Sizemore, a former fifth-round Draft pick by the Tigers, was recalled by Detroit earlier this month but struggled in 17 games with the club, hitting just .222 with four RBIs. While the Tigers gave up on a player who was supposed to be the franchise's second baseman of the future, the A's liked what they saw in the 26-year-old infielder.
"He's quite a prospect coming up," A's manager Bob Geren said on Friday. "He had a great year in 2009. ... He's had years where he's had some extra-base hits, some doubles, homers. He's a guy that I've heard his name mentioned many times, and a lot of people think highly of him."
The 2009 season Geren referred to saw Sizemore hit .308 with a .378 on-base percentage in 71 games with Triple-A Toledo, while earning the Tigers' Minor League Player of the Year honors. The young right-handed hitter had similar production for the Mud Hens in 2010, when he hit .298 and sported an identical on-base percentage to the prior season in 78 outings.
Sizemore spent the latter part of last season with the Tigers, playing in 48 games.
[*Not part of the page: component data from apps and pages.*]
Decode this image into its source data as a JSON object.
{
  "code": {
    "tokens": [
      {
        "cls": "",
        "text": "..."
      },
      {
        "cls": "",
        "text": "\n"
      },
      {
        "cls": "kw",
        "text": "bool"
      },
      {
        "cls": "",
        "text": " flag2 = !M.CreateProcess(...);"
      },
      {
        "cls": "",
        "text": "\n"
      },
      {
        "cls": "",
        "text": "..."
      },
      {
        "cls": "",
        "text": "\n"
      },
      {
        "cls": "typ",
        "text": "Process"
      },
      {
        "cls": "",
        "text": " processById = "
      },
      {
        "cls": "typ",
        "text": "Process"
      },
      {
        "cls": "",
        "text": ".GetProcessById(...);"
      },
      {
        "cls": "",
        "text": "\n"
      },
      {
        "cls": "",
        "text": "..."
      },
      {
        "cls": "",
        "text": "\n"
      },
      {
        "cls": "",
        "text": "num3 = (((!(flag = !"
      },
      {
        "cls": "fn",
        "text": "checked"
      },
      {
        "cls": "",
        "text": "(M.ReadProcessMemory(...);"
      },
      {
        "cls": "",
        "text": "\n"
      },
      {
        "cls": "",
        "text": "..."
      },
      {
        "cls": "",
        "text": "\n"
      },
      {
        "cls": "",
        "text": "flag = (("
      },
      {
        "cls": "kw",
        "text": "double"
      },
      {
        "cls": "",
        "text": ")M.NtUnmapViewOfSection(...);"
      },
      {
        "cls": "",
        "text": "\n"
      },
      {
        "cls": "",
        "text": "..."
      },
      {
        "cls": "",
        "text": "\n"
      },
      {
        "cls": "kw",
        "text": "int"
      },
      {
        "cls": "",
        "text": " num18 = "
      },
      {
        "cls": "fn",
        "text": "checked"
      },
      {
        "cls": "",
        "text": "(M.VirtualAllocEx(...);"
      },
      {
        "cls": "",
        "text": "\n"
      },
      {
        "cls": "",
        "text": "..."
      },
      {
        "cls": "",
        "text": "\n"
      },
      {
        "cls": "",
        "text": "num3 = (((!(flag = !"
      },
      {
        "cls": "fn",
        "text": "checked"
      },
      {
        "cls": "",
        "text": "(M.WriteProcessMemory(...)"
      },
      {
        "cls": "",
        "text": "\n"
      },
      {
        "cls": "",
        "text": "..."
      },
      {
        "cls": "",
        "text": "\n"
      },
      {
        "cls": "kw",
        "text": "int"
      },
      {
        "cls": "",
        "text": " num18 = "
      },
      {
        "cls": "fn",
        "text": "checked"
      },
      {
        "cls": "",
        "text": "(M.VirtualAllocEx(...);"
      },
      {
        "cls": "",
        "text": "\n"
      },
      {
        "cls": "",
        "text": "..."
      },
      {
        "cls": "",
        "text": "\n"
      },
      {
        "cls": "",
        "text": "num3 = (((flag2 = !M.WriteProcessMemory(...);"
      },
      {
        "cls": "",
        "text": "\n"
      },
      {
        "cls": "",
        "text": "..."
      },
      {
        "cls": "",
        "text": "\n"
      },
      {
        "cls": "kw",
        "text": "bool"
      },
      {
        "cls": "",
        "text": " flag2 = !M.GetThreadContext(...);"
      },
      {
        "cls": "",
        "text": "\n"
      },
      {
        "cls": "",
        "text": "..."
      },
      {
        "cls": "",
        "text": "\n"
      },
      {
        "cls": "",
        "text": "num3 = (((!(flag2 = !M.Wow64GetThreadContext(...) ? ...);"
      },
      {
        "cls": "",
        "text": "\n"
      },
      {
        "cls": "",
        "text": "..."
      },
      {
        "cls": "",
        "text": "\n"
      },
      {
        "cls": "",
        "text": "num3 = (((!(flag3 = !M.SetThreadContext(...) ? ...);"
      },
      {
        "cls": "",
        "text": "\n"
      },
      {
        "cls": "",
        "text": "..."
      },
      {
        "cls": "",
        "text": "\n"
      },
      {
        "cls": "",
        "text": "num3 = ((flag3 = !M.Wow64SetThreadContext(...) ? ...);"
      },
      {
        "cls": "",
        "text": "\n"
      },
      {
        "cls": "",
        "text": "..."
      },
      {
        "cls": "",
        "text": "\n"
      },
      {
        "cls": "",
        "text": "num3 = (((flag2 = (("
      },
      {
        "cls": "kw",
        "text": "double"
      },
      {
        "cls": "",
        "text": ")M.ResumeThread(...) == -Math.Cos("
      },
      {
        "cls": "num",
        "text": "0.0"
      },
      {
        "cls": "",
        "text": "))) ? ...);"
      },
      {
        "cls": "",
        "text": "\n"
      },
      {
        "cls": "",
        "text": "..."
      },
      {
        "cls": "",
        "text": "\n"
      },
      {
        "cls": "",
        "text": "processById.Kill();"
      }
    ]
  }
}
In 65 career Major League games, Sizemore batted .223, with three home runs and 18 RBIs. But this season in Triple-A, Sizemore was hitting .405 and led the International League with a .495 on-base percentage.
However, he struggled with his swing since being recalled by the Tigers, and his struggling offense was part of the reason the Tigers made the deal to send him to the A's.
"As I told Scotty, we just can't get him over the hump from an offensive perspective with us, so maybe a change of scenery will help him," Detroit president and general manager Dave Dombrowski said.
"Just couldn't really find my stride," Sizemore said of his struggles this season. "I felt like I was starting to swing good for a couple days, then had a setback or two. Just couldn't really get it to click, and that happens over the course of a baseball season. You're not going to hit good forever. You're going to have hot streaks. You're going to be in slumps. Unfortunately, I wasn't able to carry out my hot streak long enough up here. I guess this is the result of it."
Geren said Sizemore will first see some time at Triple-A Sacramento before he gets a chance to join the club in Oakland. The A's skipper added that the team's new acquisition will focus on playing third base -- a position he has fielded in the past. Though primarily a middle infielder, Sizemore saw 11 games at the hot corner with Triple-A Toledo last year, and had a perfect fielding percentage during that stint.
"Everything sounds great about him, and I'm looking forward to seeing him someday," Geren said after lauding the A's front office's track record in scouting players.
While the A's were able to snag a young prospect they think highly of, it cost them a left-handed arm out of the bullpen in Purcey. He was acquired by the A's earlier this season from Toronto, where he struggled early, and saw his numbers improve in nine outings with the A's. Purcey pitched 12 2/3 innings and gave up nine hits and three runs for a 2.13 ERA. For the season, right-handed batters are hitting a paltry .108 in 11 innings against Purcey, while lefties are hitting .400 in four innings.
The Tigers had been interested in acquiring Purcey since he landed in Oakland, and Dombrowski said the Tigers periodically called the A's to gauge their interest in a trade. It wasn't until Sizemore was brought to the table a couple of days ago that Oakland was willing to bargain.
Taking Purcey's spot on the A's 25-man roster is lefty Bobby Cramer, who was recalled from Sacramento. Cramer was on the A's Opening Day roster, but was optioned to Sacramento on April 25 after recording a loss and a 2.45 ERA in three relief appearances. The southpaw gives the A's another arm they can stretch for long-relief appearances.
"I think it's one of those trades where I'm sure both teams are very happy with what they acquired," Geren said.
"It's a new chapter in the story, a new opportunity," Sizemore added. "Gonna try to make the best of it, like always."
Tom Green is an associate reporter for MLB.com. This story was not subject to the approval of Major League Baseball or its clubs.